Thirty-three people have died since violence between rival gangs of drug traffickers erupted in Rio at the weekend.
The city was awarded the 2016 Olympics two weeks earlier following a campaign that played down security problems and portrayed a joyful city of beaches and Carnival celebrations.
"Security arrangements of the Games have always been very strong...we are confident that the Brazilians will find good ways to do that," Rogge said on the margins of the torch-lighting ceremony for the Vancouver 2010 Winter Olympics.
"We still have seven years of time to prepare, we will benefit also from the experience and the new measures being taken for the (soccer) World Cup in 2014, so I will say we have to trust the Brazilians to do that."
On Monday, Brazil's president Luiz Inacio Lula da Silva offered nearly $60 million in federal money to help the city's police combat drug gangs.

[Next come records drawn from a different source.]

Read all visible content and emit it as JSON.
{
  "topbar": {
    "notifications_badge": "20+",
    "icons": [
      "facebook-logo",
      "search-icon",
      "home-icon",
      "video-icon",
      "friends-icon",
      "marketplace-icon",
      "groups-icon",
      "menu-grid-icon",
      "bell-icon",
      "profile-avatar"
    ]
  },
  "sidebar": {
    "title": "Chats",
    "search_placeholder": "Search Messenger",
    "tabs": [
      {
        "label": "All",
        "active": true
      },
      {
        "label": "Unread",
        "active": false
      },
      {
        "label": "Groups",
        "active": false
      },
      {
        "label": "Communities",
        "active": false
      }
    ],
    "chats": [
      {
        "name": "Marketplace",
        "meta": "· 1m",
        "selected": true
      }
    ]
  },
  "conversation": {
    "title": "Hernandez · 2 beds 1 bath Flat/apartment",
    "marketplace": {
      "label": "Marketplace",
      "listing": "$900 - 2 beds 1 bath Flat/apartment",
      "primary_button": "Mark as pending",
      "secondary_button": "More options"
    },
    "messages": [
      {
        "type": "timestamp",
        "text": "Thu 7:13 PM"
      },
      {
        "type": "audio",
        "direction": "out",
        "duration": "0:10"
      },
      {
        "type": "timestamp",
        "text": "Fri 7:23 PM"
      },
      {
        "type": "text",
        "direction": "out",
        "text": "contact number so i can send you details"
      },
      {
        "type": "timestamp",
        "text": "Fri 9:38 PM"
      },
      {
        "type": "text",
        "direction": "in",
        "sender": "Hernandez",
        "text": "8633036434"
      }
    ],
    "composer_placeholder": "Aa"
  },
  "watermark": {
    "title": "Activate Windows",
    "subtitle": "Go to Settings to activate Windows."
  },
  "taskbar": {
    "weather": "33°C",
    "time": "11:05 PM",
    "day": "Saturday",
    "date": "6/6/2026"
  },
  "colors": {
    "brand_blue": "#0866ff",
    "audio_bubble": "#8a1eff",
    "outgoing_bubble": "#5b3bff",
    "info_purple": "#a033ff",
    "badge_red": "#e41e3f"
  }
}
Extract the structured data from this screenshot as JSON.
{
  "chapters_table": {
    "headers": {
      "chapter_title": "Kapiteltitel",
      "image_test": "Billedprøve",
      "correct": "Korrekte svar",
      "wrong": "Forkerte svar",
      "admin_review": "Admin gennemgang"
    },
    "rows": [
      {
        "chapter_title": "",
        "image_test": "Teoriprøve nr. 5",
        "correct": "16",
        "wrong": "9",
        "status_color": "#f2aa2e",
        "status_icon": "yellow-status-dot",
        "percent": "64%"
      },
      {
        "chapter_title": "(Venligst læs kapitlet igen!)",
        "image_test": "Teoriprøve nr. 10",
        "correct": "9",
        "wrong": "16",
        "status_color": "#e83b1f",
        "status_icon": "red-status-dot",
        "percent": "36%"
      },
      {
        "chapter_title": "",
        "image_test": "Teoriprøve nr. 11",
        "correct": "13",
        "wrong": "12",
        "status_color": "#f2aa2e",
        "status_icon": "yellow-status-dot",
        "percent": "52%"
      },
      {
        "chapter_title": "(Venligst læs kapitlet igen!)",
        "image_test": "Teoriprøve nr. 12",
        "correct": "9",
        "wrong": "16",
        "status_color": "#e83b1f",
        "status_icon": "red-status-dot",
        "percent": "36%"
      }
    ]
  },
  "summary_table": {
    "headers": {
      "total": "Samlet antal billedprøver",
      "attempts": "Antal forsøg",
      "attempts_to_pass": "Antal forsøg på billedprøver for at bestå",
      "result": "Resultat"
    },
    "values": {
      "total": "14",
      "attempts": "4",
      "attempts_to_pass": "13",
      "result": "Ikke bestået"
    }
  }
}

Seven suspected drug traffickers, killed by Rio police on Wednesday, brought the number of deaths since Saturday to 33. Three police officers, killed when their helicopter was shot down, and three residents caught in cross-fire were also among the dead.
"Violence is something that we have been concerned with since 1972 in Munich," Rogge said, referring to the killings of 11 Israelis by Palestinian militants at the Munich Olympics.
The torch relay for the Vancouver Games got underway smoothly on Thursday, with none of the human rights protests that marred the Beijing 2008 torch-lighting ceremony.